For a long period of time, you just stopped having our team meetings. At one point, you told a co-worker to “stop whining” about how tough things were here at work. I don’t like whiners either but we just wanted to vent a little and get some straight answers about the department’s future and talk about how to get the work done while at the same time continuing to develop ourselves, perhaps by cross-training or participating on margin improvement teams.
I know you’ve also been nervous about your own job situation, but you or your bosses never seemed to care about our needs. Loyalty is something that is earned and frankly, boss, this letter is a sign that you and this company didn’t earn mine. Our company’s website declares that “People are our most important resource.” That is so preposterous–no wonder there is so much cynicism here.
The recruiter at the company where I’m going actually asked me about my career plans and described some rather interesting things they are doing to attract and retain talented people. I can’t recall the last time someone here had a conversation like that with me.
There was a story that came out just before the holidays in which one of the big employment companies–Manpower–reported that 84% of employees in their most recent survey indicated they would be looking for a new job in 2011. That’s up from 60% last year. So it seems that there are many others out in the workforce who feel as I do and I wouldn’t be surprised if you get a few more “I’m outta’ here!” letters as the economy improves.
Boss, I’m no starry-eyed dreamer who thinks the grass is always going to be greener somewhere else. But I do value things in the workplace like trust, camaraderie and even a little fun and I know there are companies where those things exist at a much higher level than they do here.

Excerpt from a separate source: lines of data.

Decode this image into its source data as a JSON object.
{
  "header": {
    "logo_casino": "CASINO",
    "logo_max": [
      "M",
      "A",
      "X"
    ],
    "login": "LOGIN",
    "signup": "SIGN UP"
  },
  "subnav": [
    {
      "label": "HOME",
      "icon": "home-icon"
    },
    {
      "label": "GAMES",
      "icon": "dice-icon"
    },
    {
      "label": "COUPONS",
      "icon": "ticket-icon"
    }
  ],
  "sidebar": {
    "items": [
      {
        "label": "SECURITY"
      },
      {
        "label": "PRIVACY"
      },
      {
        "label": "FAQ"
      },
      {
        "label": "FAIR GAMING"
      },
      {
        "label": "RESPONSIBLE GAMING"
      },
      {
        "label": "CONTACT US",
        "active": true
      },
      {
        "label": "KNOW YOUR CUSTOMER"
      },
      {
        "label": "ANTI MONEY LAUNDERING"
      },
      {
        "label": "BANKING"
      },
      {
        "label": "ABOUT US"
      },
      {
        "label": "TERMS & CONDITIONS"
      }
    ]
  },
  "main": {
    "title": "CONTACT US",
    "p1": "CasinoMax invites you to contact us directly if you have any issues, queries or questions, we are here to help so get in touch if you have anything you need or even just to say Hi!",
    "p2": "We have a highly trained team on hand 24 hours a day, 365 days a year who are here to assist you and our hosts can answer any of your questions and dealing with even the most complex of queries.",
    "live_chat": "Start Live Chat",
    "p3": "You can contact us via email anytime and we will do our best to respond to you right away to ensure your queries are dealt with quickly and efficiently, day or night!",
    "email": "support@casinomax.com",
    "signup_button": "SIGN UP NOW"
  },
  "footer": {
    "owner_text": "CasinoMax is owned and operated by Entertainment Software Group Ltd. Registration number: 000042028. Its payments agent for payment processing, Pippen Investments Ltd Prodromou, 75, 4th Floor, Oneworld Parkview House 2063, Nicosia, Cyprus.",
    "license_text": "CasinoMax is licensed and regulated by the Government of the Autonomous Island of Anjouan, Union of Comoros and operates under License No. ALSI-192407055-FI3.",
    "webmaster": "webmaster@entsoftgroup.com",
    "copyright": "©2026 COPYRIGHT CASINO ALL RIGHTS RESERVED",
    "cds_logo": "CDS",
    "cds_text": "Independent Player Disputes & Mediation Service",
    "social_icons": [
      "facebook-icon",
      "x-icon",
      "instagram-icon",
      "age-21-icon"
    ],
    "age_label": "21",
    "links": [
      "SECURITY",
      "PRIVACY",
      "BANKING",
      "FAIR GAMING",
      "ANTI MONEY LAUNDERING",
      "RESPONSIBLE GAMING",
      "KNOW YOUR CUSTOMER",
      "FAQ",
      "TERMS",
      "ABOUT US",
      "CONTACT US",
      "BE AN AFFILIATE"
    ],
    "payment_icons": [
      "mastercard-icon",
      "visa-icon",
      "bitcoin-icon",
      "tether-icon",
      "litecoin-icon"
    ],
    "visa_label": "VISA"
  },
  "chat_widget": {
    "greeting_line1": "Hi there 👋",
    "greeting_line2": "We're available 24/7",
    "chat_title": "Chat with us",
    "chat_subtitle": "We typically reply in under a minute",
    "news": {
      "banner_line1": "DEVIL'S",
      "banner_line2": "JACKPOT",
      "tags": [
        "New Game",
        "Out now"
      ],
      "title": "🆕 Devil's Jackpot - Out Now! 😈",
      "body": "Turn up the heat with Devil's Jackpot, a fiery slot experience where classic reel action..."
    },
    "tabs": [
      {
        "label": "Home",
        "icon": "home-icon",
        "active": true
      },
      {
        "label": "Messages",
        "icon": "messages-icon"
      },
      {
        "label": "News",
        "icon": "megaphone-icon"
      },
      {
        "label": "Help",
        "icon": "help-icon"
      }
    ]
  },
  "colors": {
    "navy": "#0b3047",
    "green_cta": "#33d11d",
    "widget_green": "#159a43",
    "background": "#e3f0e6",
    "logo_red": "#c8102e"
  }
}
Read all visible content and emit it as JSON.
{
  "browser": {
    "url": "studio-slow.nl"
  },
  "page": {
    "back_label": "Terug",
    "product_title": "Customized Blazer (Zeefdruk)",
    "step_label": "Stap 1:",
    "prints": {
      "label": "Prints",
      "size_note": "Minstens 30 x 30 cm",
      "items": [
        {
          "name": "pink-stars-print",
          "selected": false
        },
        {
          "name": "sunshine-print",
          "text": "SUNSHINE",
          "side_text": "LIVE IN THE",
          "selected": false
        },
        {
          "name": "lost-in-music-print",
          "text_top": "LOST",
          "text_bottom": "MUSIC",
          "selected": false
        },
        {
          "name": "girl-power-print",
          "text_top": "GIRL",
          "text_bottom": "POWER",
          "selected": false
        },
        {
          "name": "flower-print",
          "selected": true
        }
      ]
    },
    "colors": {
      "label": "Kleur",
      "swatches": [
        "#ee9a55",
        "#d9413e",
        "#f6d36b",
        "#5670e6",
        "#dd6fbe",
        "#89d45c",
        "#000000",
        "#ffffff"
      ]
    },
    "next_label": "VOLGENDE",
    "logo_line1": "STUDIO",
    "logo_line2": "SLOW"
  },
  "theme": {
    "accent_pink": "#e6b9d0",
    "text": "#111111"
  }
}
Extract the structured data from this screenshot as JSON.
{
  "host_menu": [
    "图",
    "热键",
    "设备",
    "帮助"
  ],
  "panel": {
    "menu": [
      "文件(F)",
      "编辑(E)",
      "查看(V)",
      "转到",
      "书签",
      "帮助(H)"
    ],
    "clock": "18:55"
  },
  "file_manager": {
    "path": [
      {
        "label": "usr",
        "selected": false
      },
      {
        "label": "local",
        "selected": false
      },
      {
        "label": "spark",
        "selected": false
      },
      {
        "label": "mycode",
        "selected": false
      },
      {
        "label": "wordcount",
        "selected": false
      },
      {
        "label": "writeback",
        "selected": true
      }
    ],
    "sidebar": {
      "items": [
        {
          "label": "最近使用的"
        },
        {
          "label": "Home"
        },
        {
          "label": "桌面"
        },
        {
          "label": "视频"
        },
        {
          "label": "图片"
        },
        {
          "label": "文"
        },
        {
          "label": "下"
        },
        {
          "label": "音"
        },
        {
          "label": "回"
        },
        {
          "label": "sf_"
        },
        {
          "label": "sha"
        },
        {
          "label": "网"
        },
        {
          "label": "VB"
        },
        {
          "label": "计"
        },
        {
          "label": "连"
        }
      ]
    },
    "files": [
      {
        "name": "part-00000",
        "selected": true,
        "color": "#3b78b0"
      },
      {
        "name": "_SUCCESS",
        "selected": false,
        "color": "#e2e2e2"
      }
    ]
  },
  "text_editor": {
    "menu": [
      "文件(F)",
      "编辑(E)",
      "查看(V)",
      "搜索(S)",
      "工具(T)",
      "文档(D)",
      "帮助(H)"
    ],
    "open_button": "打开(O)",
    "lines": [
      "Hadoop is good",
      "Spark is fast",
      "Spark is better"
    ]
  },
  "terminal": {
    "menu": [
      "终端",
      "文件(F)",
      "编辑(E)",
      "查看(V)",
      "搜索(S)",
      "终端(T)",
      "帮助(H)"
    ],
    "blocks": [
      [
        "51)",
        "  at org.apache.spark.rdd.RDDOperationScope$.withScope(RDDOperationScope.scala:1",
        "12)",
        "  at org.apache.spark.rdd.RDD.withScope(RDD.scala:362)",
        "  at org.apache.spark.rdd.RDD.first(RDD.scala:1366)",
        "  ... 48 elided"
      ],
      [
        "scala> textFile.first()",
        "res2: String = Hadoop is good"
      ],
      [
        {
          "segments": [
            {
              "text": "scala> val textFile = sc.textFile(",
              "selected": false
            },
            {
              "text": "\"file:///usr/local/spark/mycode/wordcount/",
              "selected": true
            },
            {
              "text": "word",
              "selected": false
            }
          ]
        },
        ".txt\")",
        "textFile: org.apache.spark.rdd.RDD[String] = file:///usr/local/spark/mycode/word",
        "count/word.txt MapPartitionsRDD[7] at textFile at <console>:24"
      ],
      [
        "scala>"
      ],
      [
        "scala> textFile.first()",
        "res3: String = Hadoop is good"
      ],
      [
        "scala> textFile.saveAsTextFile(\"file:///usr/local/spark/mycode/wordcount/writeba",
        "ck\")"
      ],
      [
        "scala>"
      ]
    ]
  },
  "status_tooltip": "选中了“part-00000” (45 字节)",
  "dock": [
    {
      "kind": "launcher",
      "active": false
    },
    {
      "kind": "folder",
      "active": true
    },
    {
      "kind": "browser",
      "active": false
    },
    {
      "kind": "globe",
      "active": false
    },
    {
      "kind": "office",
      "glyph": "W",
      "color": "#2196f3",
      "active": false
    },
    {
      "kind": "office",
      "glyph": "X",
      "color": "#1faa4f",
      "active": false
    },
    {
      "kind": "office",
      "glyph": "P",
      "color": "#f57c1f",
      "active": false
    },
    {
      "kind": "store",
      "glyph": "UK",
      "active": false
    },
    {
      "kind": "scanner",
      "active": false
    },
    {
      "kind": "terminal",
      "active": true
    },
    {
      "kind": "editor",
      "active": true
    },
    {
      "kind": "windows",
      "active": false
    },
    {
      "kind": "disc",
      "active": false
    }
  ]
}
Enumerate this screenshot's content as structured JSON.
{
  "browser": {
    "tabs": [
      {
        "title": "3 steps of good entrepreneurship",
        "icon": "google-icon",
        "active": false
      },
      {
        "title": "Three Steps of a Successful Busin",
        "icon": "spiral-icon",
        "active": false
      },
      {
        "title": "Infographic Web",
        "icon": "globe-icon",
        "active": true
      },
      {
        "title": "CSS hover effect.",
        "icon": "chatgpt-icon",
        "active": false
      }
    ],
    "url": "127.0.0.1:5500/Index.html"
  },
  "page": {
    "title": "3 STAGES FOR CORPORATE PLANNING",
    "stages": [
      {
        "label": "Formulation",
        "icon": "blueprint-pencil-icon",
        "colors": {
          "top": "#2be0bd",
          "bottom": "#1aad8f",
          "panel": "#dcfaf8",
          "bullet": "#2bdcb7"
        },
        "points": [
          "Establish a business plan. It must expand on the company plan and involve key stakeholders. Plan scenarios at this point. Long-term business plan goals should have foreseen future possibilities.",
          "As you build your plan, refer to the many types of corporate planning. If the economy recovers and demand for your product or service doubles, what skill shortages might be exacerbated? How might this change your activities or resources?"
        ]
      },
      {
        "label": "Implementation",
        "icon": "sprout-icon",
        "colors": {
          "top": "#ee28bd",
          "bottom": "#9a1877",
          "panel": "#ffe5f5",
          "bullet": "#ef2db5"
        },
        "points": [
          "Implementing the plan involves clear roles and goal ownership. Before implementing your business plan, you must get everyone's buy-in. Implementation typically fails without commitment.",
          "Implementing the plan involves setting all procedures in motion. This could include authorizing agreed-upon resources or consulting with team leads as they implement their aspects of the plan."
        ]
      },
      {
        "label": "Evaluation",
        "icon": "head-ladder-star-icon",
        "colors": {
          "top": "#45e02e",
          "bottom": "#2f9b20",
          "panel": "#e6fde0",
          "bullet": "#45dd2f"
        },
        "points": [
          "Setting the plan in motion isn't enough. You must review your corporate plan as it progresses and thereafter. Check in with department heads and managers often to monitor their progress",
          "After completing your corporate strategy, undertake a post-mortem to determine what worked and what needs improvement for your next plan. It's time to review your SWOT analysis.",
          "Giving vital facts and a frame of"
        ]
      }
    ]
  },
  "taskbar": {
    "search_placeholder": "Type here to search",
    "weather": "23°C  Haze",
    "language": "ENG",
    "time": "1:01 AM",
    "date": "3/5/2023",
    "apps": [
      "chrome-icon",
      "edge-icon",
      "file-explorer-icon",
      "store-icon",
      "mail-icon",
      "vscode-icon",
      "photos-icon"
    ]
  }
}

In fact, I think I’ve been hired by one of those companies and I’m looking forward to being in a place that values my commitment, not just my compliance. My belief is that “work” does not have to be a four-letter word.
Over the next two weeks I’ll do whatever I can to train whoever will be taking my place. You’ll have my best efforts until the time I walk out the door for the last time. And if HR wants me to do an exit interview, I will and I’ll be candid but I don’t think it’s going to make a difference. I’m sure management here has heard all of this before. Please understand–this isn’t just about you. You’re basically a good person but you are not a very good leader. And I feel the same about others in senior management.
I will say that I’ve learned some things here and have gained some valuable experience, so I choose to end this letter on that positive note.
Mike Hoban is a senior consultant for a global talent management consulting firm and can be contacted at firstname.lastname@example.org.